The Need for Speed
Deputy Under Secretary of Cybersecurity
Department of Homeland Security
3:30pm Thursday, 1 December 2016, UC 310
3:00pm Coffee, tea, and cookies

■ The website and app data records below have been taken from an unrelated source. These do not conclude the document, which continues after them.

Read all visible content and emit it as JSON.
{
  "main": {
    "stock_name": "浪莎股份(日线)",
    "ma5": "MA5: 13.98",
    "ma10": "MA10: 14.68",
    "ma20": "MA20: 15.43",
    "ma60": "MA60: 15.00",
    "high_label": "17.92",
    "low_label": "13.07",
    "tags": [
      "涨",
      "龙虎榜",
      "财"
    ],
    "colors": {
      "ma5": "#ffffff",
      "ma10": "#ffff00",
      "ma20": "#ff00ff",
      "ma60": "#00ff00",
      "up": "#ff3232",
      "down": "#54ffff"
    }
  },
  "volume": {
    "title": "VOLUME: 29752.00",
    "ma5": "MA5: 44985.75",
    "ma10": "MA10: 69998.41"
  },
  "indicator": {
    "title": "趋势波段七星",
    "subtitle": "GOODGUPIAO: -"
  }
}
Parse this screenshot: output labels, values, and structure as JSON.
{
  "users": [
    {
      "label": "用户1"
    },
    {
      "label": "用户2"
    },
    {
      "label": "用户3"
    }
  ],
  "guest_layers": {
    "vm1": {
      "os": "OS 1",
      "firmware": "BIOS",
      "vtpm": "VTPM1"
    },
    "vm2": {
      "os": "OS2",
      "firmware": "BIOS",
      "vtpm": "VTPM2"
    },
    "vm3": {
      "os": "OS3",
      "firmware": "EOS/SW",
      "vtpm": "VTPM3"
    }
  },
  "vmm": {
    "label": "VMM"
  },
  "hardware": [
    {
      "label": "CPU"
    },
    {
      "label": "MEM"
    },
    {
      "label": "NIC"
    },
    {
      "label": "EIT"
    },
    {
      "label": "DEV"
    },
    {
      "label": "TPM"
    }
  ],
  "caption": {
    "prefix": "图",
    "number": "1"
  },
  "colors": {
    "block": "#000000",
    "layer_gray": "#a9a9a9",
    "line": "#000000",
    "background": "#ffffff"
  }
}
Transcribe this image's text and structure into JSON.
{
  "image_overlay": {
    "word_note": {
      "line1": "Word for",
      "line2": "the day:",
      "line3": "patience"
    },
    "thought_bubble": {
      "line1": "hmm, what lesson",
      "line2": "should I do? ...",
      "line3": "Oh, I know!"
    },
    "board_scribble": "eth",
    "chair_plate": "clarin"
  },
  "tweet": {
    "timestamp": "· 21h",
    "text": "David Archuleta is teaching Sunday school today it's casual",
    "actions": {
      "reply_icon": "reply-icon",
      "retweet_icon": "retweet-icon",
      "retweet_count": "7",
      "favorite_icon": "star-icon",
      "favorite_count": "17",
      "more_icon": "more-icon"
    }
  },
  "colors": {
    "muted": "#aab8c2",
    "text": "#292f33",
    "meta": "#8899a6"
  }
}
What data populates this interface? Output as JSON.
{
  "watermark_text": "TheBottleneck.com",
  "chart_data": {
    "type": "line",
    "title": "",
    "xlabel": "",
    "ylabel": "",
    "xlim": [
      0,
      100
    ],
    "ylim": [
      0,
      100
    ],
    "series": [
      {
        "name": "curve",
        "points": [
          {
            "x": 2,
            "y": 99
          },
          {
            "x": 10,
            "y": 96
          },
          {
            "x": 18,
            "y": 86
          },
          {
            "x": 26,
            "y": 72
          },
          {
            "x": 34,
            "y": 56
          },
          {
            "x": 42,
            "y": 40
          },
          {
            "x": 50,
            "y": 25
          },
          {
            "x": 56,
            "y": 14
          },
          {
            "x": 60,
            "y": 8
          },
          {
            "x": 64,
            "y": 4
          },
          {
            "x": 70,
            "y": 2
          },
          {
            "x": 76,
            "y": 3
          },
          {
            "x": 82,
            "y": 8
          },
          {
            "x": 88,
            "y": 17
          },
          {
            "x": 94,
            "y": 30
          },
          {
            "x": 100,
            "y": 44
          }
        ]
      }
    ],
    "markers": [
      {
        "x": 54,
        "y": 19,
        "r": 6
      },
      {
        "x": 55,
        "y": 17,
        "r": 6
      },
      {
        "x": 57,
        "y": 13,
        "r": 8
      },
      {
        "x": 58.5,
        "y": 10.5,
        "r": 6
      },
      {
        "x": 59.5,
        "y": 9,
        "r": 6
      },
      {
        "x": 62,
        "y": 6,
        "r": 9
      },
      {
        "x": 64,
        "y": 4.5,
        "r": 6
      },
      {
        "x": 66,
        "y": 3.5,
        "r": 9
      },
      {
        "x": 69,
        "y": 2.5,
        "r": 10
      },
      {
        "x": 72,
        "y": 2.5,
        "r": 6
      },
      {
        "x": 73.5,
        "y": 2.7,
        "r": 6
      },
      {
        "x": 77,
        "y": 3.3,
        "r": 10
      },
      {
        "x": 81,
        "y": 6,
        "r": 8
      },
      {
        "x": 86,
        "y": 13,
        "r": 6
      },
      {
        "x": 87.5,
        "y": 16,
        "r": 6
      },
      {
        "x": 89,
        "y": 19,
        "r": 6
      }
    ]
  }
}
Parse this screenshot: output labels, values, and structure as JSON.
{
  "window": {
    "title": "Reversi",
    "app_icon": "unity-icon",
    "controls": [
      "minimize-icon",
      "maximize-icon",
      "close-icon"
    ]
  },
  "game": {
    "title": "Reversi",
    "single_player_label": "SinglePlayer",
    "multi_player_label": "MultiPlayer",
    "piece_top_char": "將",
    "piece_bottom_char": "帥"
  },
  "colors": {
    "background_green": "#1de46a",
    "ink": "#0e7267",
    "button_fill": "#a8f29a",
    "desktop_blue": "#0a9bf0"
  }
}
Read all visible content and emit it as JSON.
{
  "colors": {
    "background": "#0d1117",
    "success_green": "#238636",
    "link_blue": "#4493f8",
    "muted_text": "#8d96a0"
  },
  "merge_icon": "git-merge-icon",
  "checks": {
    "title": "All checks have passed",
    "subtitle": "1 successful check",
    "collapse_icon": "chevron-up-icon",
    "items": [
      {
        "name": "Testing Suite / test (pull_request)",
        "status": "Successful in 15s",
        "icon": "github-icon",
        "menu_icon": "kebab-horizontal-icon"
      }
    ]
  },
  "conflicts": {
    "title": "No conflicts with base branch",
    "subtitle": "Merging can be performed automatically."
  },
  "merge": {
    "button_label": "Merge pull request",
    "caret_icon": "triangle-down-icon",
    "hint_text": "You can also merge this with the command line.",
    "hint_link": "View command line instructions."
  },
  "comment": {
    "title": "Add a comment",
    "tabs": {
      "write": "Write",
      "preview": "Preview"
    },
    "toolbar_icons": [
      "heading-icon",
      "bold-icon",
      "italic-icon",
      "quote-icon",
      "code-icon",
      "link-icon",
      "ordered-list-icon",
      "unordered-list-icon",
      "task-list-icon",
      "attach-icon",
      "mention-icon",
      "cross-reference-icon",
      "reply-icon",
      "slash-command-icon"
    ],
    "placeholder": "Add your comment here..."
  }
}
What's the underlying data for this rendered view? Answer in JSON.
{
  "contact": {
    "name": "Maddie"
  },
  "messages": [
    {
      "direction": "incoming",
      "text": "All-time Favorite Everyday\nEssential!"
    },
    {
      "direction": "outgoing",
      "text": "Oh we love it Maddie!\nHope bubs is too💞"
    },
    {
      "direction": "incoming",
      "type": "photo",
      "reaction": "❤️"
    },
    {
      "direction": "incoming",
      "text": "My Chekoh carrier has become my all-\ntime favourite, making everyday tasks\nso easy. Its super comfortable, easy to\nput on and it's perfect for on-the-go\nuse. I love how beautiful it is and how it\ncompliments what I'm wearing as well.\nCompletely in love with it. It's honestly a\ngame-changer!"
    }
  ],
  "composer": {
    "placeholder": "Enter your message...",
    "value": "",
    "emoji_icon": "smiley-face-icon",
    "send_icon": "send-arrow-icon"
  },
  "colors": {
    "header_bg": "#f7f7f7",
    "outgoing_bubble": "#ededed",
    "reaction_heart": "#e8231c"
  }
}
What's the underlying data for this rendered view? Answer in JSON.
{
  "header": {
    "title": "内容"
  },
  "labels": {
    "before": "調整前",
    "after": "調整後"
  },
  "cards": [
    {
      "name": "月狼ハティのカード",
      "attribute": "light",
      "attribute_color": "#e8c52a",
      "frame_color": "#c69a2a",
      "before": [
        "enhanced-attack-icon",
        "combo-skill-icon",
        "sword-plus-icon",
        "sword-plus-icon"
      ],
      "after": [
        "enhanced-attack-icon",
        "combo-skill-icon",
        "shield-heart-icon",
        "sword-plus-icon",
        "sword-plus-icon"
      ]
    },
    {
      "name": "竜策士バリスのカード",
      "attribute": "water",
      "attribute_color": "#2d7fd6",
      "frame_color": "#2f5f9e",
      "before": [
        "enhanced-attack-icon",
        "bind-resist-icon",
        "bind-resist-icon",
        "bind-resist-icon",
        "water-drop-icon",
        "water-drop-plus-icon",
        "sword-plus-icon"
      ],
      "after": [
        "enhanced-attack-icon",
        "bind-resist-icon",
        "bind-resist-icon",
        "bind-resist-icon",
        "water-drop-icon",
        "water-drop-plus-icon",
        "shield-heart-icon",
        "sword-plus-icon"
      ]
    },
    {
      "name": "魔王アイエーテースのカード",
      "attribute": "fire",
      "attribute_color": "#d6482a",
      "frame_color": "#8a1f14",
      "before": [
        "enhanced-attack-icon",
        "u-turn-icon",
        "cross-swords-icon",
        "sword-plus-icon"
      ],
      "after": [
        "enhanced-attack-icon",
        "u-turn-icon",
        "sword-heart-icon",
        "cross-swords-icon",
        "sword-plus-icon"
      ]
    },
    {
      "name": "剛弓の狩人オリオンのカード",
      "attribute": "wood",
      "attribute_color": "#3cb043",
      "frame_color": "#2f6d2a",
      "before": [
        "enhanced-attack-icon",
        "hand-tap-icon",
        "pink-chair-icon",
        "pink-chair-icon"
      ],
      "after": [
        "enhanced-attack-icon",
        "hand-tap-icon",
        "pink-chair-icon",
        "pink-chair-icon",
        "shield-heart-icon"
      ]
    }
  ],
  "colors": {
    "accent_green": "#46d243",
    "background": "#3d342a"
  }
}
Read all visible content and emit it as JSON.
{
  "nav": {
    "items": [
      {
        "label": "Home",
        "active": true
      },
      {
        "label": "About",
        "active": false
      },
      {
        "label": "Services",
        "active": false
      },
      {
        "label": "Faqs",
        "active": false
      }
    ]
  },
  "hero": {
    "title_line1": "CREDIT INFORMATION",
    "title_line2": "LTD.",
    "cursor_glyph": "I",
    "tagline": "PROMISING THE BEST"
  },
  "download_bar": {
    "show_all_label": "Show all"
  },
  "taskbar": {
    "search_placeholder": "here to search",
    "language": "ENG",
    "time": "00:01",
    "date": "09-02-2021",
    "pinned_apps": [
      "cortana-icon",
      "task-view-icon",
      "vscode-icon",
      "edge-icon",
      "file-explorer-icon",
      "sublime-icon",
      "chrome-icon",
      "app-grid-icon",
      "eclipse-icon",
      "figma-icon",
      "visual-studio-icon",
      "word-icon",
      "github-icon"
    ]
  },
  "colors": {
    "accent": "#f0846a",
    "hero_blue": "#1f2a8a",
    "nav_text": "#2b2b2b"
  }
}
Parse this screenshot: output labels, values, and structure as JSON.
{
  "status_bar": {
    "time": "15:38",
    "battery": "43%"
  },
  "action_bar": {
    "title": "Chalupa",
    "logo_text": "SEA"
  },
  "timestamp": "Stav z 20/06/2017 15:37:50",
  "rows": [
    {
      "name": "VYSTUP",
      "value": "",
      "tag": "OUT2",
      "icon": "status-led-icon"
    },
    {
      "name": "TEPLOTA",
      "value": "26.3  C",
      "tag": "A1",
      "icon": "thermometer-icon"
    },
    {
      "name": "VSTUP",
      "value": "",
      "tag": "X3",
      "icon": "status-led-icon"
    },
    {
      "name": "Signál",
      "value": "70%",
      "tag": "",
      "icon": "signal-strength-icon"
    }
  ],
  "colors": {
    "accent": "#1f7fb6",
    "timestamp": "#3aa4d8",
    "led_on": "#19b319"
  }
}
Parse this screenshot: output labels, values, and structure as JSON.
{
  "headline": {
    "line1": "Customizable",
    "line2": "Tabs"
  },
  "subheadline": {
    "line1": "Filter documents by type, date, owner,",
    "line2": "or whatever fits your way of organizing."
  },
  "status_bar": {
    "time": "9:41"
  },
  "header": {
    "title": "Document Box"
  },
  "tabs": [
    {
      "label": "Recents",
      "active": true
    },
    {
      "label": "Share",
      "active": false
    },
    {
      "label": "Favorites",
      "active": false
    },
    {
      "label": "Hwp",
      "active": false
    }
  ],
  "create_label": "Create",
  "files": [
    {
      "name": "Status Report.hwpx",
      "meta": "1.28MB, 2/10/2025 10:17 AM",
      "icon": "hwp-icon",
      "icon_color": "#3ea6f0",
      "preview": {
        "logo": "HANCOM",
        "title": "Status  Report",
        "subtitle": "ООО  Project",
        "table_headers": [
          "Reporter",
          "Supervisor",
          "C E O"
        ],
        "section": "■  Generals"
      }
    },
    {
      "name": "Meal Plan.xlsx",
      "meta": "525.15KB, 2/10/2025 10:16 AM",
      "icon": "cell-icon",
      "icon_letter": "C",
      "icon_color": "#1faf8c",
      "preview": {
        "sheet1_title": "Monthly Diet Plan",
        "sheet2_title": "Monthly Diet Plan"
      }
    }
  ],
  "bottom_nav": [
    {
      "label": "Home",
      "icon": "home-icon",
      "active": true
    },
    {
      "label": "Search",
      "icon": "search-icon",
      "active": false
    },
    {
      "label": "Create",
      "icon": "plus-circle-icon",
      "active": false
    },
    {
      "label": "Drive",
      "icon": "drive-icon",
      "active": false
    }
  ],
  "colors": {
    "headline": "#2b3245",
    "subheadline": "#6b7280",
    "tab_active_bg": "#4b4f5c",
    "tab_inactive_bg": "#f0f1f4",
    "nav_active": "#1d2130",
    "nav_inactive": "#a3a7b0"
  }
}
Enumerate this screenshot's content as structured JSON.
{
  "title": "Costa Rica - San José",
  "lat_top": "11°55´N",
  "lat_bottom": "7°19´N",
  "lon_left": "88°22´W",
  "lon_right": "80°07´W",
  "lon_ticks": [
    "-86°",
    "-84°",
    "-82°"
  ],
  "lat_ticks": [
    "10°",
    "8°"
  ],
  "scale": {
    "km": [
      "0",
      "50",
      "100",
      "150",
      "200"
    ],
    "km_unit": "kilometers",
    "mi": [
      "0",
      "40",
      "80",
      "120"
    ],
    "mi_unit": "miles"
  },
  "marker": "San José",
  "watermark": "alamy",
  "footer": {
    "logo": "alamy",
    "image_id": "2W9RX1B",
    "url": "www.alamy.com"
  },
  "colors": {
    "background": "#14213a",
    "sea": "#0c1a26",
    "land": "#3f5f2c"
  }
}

As computers get faster, they change the world. Processors get smaller, the number of devices with processors gets bigger, and the amount of information that can be produced and transported grows exponentially. Everything on the planet, unless one can eat it, is likely to have electronic logic within – and, most recently, to be connected to other devices. Our way of life and critical infrastructures, from power and water to finance is enabled by this ability to process light, and transport information at that speed. The speed of computing is enabling new conveniences and capabilities, and furthering science in directions never before imagined from DNA studies to particle physics. This amazingly connected world, however, introduces new vulnerabilities as many connected devices were not designed to be safe from unauthorized access and use. We must pay special attention to protecting infrastructure components such as information and the intricate signaling systems that generate and distribute electricity. This requires specialized algorithms to mine the masses of data to recognize normal internet activity from potential threat indicators. The goal is to create a more self-healing network, accomplishing with information what nature does with biological responses – creating an electronic immune system. Cognitive computing can provide groundbreaking results in data mining and analysis that will enhance the Cybersecurity to protect the other applications such as genomic and physics research. Software and hardware developers need to work together to create the algorithms and custom hardware to minimize heat, maximize computation and, finally, create a secure design.
We can use the speed of computing to enhance Cybersecurity as well – thus the paradox of the need for speed to protect itself.
Dr. Phyllis Schneck is the Deputy Under Secretary for Cybersecurity & Communications with the Department of Homeland Security, where she is also the Chief Cybersecurity Official. Previously held positions include Chief Technology Officer for Global Public Sector, McAfee, Inc.; VP of Enterprise Services, eCommSecurity; and VP of Corporate Strategy for SecureWorks, Inc. Schneck earned her Ph.D. in computer science from Georgia Tech and pioneered the field of info security and security-based high-performance computing at Georgia Tech. She holds seven information security patents and has six research publications in the areas of info security, real-time systems, telecom and software engineering.
If you plan on attending, please RSVP to Michelle Bobovych at to ensure we have a sufficient number of chairs.